TASK DETAILS — Could you filter the records below and return each line that holds "true"?

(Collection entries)
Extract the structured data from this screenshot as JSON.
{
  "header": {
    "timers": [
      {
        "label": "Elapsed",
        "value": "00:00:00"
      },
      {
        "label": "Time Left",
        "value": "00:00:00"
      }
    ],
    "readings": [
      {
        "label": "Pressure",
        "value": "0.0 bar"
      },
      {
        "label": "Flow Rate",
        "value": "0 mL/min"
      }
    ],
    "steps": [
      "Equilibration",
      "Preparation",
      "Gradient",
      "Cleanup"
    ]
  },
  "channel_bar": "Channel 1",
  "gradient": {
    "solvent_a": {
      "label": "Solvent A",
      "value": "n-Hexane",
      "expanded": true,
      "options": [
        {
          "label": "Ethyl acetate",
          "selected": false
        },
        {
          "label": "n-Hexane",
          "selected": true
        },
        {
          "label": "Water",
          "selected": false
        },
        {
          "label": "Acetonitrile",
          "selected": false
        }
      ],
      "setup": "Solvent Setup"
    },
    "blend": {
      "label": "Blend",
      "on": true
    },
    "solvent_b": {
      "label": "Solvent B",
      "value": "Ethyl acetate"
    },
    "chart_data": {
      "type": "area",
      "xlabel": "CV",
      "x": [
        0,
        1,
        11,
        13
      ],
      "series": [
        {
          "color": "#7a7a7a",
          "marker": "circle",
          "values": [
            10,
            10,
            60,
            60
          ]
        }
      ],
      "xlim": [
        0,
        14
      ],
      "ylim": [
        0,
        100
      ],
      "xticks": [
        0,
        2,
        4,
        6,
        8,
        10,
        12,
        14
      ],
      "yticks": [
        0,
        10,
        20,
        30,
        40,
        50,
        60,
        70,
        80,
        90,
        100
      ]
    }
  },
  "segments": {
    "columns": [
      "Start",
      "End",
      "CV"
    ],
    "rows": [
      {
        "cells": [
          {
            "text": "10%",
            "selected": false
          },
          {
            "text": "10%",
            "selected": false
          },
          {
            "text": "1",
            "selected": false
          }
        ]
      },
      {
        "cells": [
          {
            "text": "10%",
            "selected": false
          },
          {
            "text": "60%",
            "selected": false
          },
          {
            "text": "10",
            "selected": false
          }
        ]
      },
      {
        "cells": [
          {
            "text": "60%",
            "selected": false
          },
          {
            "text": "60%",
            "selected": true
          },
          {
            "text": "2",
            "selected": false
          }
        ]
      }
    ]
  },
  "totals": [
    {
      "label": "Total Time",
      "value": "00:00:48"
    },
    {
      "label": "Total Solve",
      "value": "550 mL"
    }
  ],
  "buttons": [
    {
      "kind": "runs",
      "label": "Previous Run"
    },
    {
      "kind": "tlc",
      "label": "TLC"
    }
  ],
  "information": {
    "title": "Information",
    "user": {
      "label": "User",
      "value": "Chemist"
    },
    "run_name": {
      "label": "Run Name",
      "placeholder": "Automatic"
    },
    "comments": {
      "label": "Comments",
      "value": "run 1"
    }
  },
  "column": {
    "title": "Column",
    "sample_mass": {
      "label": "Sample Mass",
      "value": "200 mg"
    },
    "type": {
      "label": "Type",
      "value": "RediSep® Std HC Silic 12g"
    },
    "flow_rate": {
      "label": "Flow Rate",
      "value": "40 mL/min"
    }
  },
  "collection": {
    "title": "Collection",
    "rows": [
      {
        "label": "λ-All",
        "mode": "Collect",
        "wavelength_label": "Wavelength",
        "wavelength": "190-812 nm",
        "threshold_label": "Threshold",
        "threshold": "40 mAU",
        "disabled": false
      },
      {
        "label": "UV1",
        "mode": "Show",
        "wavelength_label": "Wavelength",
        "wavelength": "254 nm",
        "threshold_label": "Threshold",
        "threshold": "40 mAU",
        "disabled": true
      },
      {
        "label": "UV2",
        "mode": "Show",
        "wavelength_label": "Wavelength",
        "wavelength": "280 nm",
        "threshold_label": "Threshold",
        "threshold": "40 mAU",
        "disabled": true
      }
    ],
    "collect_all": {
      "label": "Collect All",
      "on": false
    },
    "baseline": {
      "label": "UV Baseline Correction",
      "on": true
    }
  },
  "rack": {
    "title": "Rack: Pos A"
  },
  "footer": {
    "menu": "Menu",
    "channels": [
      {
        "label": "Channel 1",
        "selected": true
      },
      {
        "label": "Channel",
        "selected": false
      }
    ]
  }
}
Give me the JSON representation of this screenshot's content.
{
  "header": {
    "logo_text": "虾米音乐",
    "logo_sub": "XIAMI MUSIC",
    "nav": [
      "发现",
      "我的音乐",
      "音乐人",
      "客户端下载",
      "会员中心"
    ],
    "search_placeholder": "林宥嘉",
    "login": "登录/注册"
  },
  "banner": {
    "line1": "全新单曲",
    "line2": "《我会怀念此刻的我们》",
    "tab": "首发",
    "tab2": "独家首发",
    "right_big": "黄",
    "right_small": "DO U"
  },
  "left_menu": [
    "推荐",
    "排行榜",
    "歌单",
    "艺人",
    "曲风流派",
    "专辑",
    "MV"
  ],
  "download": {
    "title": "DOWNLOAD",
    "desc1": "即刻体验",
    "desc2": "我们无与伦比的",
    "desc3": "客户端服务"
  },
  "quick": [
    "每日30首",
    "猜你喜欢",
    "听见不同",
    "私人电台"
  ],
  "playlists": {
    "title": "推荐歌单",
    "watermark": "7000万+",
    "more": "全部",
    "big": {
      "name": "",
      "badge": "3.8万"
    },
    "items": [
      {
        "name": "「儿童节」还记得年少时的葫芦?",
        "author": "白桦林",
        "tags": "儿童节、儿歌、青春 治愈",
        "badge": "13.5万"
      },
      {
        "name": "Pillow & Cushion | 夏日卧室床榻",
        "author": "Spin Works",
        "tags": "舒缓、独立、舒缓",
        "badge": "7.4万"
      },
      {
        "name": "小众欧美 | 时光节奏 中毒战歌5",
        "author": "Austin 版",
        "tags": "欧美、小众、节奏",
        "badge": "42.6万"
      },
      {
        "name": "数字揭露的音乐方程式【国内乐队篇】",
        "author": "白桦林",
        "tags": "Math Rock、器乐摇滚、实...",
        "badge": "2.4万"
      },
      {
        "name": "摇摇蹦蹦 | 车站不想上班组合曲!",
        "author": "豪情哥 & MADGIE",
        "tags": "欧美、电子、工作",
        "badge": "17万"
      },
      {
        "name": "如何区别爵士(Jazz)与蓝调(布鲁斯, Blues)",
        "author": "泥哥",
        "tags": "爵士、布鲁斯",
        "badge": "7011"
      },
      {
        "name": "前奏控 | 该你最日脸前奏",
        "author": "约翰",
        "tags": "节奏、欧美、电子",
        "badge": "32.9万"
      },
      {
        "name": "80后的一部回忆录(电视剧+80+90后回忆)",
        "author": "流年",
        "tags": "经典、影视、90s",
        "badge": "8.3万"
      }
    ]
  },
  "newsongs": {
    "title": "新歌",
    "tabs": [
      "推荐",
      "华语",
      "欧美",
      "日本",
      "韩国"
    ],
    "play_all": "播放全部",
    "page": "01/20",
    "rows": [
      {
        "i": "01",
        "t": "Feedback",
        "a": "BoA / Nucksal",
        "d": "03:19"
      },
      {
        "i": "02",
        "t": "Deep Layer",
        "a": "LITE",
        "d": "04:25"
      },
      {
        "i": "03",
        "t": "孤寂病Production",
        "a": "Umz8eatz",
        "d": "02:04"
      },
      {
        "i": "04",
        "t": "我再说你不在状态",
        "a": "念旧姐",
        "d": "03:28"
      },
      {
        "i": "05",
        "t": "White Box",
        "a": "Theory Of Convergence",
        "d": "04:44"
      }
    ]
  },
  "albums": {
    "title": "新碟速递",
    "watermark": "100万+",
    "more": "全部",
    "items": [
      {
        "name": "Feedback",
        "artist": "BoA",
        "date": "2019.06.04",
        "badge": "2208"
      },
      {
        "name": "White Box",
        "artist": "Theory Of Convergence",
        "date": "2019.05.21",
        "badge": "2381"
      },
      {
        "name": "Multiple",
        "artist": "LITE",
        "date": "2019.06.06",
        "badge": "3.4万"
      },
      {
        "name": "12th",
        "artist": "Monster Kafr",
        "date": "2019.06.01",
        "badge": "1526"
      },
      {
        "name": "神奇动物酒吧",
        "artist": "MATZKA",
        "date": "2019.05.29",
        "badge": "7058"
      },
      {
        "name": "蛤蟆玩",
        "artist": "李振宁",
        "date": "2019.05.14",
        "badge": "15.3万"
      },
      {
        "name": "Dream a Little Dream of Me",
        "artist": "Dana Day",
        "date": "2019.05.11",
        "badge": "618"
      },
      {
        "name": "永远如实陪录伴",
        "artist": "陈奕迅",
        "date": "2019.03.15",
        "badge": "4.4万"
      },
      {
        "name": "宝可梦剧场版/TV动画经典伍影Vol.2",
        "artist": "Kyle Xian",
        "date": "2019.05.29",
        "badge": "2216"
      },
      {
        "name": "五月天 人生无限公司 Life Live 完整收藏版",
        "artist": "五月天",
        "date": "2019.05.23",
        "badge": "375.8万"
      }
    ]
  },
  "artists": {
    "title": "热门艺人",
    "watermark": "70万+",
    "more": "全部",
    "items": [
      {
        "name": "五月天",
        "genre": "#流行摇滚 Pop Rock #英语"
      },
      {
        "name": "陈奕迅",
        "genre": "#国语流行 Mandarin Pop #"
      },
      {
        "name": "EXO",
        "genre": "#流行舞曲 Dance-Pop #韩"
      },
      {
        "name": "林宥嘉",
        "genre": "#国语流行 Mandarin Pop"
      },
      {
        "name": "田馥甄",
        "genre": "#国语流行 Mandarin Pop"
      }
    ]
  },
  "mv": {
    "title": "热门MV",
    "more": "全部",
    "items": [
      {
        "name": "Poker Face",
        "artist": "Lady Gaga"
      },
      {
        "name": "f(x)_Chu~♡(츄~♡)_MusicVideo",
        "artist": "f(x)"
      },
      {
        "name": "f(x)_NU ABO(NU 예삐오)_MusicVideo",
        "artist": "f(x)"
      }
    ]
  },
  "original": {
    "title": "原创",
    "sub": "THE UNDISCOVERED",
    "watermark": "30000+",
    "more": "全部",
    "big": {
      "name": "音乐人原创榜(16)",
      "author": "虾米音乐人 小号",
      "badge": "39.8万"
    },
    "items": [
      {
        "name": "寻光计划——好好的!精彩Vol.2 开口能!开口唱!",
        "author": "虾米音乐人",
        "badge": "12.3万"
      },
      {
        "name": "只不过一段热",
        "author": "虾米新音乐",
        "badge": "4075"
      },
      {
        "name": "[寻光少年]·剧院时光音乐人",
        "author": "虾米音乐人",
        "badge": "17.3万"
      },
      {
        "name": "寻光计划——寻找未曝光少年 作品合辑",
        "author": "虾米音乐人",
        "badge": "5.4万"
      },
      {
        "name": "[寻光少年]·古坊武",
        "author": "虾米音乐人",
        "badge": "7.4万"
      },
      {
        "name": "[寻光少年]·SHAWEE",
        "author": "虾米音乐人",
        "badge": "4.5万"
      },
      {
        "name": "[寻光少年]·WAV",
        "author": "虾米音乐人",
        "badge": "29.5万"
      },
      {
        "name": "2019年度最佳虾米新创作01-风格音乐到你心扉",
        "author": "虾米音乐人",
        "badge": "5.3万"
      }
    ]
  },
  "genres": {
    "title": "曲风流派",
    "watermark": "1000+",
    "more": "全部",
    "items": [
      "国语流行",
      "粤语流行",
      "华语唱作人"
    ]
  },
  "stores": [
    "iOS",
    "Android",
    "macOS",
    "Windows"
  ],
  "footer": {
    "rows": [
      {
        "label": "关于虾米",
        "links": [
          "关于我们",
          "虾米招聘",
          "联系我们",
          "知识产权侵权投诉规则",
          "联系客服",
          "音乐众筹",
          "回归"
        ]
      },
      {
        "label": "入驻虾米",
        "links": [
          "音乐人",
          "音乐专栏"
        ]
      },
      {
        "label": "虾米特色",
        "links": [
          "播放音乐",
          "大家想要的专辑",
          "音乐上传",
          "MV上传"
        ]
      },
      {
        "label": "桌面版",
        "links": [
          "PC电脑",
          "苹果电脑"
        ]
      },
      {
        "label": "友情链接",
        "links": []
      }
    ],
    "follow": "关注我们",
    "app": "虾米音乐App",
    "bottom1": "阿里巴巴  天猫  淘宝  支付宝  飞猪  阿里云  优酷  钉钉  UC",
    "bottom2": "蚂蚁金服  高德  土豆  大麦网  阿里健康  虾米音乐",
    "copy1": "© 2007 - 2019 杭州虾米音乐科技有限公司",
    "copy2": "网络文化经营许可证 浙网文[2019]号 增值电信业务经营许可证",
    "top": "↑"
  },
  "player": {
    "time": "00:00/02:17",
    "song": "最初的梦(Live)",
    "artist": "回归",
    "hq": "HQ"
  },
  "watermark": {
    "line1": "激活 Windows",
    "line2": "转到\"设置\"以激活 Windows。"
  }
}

RESPONSE AREA —
      "expanded": true,
          "selected": true
      "on": true
            "selected": true
        "disabled": true
        "disabled": true
      "on": true
        "selected": true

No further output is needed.